Del Norte Triplicate Readers

Like pie-making, revitalization of downtown has myriad recipes

Fall is in the air, bringing with it thoughts of cozy fires, football games and fall leaves. For me fall means apple pie and nostalgia for simpler times.

I have become a bit obsessed with baking the perfect pie this year, even posting about it on Facebook. I have been Googling recipes, searching old cookbooks and my grandmother's recipe box, and I've started to ask everyone I know for their tips and tricks to create the perfect crust.

What all my research has gotten me is that there are as many recipes

and formulas for success as there are pie makers. Everyone has an

opinion and their own idea of what a perfect pie is, and they each swear

by their own recipe. Somehow I need to take that perfect blend of flour

and fat with just the right amount of liquid and turn it into a simple,

yet satisfying, dessert. I have sworn to make a pie a week till I get

it right.

My quest for the perfect pie has me reflecting on downtown.

Revitalizing our downtown is really like making a good pie. First we

need to start with a good foundation. This is going to be some sort of

mix of local government and private business. While we all have our

opinion of what that mix should be, really we just need it to come

together into a stable mix that we can work with and build on.

Next comes the filling. Some retail, some services, some agencies and

government combined, all blending together to provide something that

brings people downtown. We can top this mix off with all kinds of

things. Activities that are fresh and innovative, and traditional things

that remind us of who we are and where we come from. Whether it's

events, fancy street lights or plain old-fashioned customer service, it

takes all sorts of variety to keep us fresh and satisfying to those we


While we may each follow our own recipe to success, the basics are

the same. And like my pie quest, we need to continue to strive for that

perfect blend that offers everyone a little slice of comfort and


Cheryl Corpstein

Crescent City

Sullivan, Hemmingsen obviously working in their own self interests

I have a high appreciation for people who run for office to serve

the greater public interest and do what is right for their community. It

takes a person with a mature concept of social service to dedicate

their time to weigh all sides of an issue, and to make non-partisan

decisions based on what is best for everyone. Public leaders who work

hard to do what is best for all citizens deserve our accolades.

With regards to the renewed push to dissolve the Del Norte Solid

Waste Management Authority, this doesn't seem to be the case.

Supervisors Sullivan and Hemmingsen are obviously working in their own

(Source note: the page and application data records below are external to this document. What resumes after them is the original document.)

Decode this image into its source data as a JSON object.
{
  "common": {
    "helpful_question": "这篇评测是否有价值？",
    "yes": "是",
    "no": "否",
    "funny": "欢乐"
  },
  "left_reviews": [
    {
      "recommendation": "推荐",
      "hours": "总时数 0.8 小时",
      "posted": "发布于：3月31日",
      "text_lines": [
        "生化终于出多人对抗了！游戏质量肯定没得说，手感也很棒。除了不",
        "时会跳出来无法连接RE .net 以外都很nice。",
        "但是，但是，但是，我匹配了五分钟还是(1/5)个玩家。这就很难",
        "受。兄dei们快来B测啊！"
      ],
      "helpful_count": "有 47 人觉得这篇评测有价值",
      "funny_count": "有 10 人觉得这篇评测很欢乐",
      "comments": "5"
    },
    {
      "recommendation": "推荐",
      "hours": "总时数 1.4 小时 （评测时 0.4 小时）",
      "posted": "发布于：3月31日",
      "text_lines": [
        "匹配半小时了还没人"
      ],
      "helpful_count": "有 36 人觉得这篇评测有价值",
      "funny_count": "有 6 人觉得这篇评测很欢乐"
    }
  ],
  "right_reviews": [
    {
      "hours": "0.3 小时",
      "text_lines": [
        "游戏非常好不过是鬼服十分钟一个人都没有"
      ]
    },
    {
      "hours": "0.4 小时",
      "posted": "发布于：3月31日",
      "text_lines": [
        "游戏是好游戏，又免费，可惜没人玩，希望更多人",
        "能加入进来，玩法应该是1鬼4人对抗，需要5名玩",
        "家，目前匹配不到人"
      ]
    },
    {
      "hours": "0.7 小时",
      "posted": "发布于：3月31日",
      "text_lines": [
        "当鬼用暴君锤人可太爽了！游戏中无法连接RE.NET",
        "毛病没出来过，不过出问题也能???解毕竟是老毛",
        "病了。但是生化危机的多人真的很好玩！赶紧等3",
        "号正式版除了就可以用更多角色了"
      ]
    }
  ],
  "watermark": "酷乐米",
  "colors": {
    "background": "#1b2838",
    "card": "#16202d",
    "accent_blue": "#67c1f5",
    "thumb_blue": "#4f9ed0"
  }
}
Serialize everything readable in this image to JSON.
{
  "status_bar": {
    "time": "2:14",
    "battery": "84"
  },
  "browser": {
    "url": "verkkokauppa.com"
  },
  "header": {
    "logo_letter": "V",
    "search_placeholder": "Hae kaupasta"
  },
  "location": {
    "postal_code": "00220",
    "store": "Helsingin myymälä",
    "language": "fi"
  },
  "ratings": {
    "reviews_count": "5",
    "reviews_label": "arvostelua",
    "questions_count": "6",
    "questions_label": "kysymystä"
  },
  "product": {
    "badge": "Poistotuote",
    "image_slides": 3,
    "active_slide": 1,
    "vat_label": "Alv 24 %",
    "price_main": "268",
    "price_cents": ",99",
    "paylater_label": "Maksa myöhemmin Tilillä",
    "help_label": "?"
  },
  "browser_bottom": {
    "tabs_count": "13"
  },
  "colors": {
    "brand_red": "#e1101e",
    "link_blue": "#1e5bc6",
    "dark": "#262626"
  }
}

self interests, and not for the betterment of our community.

In the instance of the DNSWMA we have a garbage collection and

recycling system that has recently been vetted by our community leaders.

It has been found to be a system that works for the betterment of us

all. It is managed by people with a Democratic persuasion who have

worked to solve a county garbage problem, (the local landfill was under a

cease and desist order by the California Water Quality Control Board

for years) and have turned this problem into a tax free, money making

entity. Now a couple of officials wonder if this thriving business is

necessary. Now where have I heard this story before?

Let's not turn this success story into another example of partisan

politics, as we are alredy saturated with that kind of disingenuous

bickering throughout America's political spectrum. Must our small town

politicians follow suit?

Don Gillespie

Crescent City